INSTRUCTIONS FOR THE TASK:
A verbatim repetition of the data below is requested, without images.

┏━━

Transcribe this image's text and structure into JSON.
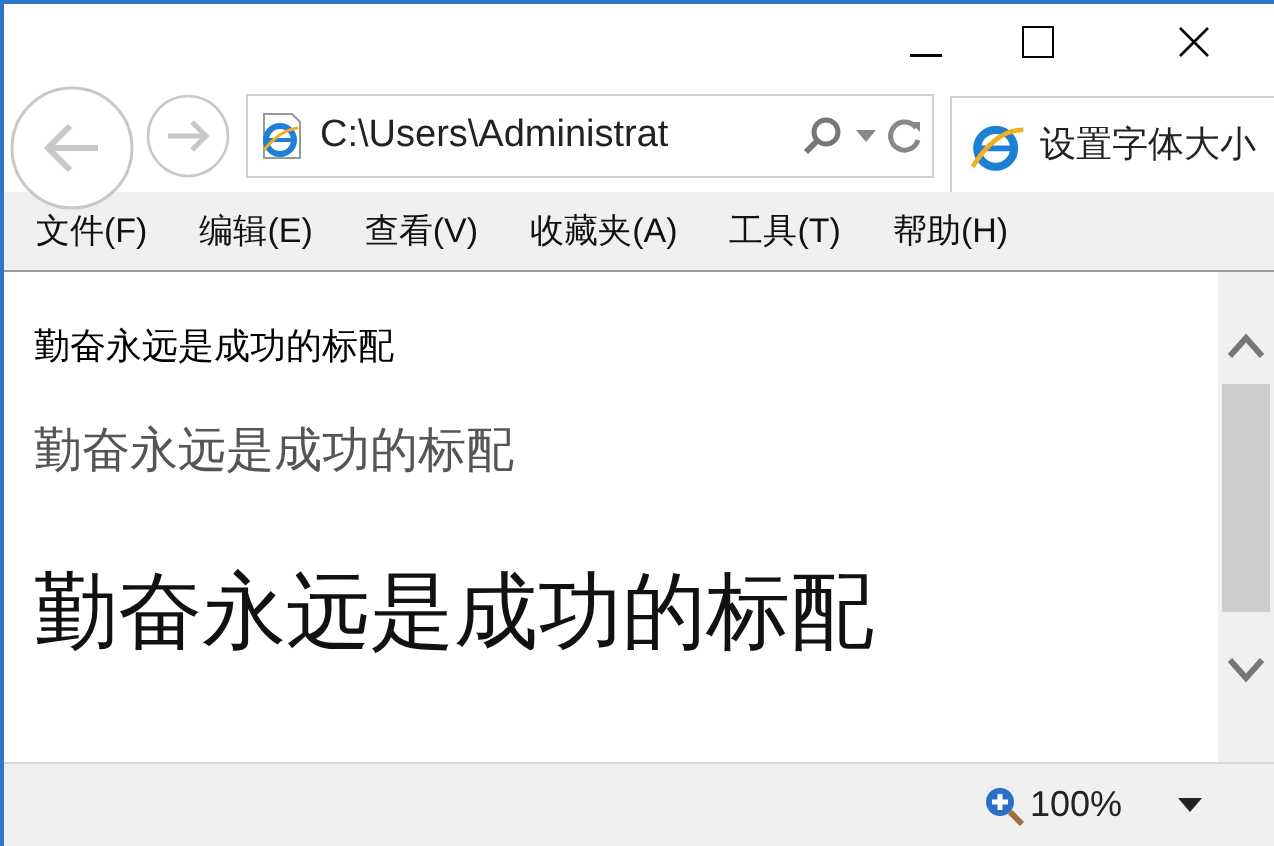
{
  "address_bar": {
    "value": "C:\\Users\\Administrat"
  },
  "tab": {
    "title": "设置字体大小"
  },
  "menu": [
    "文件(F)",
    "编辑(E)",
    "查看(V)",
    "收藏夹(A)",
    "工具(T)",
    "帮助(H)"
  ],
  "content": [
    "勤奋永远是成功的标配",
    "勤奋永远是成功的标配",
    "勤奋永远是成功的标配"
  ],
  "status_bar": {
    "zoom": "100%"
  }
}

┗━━

RESPONSE TO THIS EXERCISE:
Transcribe this image's text and structure into JSON.
{
  "address_bar": {
    "value": "C:\\Users\\Administrat"
  },
  "tab": {
    "title": "设置字体大小"
  },
  "menu": [
    "文件(F)",
    "编辑(E)",
    "查看(V)",
    "收藏夹(A)",
    "工具(T)",
    "帮助(H)"
  ],
  "content": [
    "勤奋永远是成功的标配",
    "勤奋永远是成功的标配",
    "勤奋永远是成功的标配"
  ],
  "status_bar": {
    "zoom": "100%"
  }
}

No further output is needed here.